── Input data ──
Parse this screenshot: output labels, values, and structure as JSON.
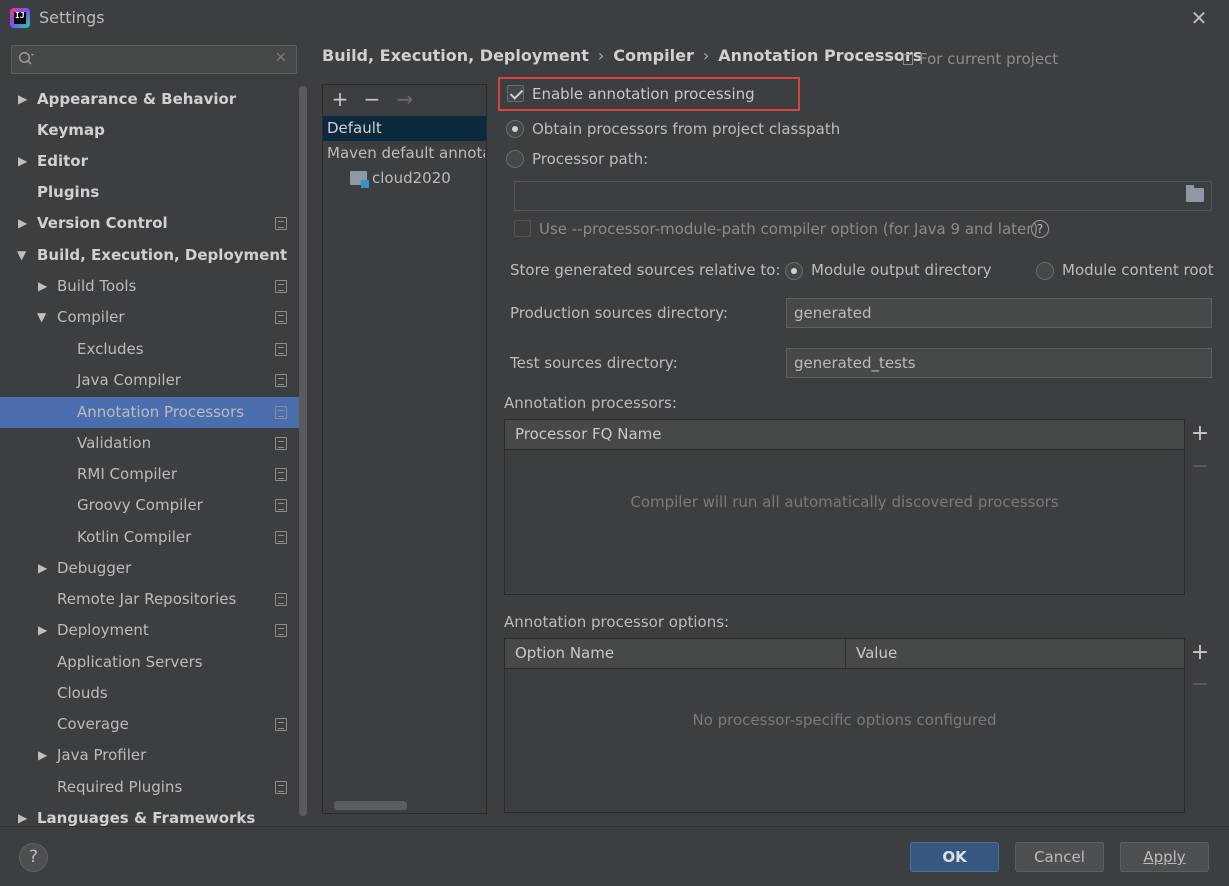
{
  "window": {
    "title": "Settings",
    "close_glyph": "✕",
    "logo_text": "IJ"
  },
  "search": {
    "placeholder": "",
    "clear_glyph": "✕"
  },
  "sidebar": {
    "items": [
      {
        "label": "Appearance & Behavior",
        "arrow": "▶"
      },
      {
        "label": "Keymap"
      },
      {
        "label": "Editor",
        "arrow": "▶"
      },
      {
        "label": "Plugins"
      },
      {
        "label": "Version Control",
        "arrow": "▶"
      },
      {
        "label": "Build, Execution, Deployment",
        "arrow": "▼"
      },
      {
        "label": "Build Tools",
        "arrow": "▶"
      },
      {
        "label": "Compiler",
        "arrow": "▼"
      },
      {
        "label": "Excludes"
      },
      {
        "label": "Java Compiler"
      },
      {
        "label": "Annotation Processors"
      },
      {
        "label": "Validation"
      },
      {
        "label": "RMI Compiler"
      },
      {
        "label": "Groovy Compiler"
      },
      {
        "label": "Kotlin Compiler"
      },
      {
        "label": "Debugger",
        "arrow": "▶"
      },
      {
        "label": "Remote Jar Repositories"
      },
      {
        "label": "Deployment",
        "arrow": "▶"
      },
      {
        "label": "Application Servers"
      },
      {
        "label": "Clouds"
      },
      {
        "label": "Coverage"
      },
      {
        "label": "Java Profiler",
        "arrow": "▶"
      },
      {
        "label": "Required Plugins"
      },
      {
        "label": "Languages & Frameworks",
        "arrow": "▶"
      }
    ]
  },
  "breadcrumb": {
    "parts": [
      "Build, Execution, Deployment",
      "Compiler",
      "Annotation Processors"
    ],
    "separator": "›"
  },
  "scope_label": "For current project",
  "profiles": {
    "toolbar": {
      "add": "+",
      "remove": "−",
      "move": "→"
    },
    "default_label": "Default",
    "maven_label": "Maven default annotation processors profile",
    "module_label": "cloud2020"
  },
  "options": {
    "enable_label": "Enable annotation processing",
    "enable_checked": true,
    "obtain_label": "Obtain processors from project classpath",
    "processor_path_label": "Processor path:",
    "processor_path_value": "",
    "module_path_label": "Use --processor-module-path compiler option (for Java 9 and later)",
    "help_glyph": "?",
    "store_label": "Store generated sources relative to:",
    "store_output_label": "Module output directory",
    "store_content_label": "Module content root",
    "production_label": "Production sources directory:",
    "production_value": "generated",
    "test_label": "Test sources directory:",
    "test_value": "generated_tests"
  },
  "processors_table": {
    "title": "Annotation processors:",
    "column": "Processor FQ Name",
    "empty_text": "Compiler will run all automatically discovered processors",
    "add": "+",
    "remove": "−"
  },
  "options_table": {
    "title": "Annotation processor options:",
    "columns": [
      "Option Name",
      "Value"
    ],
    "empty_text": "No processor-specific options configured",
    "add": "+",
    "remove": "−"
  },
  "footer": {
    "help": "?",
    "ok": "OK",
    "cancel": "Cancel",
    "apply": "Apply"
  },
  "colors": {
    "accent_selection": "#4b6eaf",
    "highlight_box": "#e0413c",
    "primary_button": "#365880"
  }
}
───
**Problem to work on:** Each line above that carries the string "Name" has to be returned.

**Answer section:**
    "column": "Processor FQ Name",
      "Option Name",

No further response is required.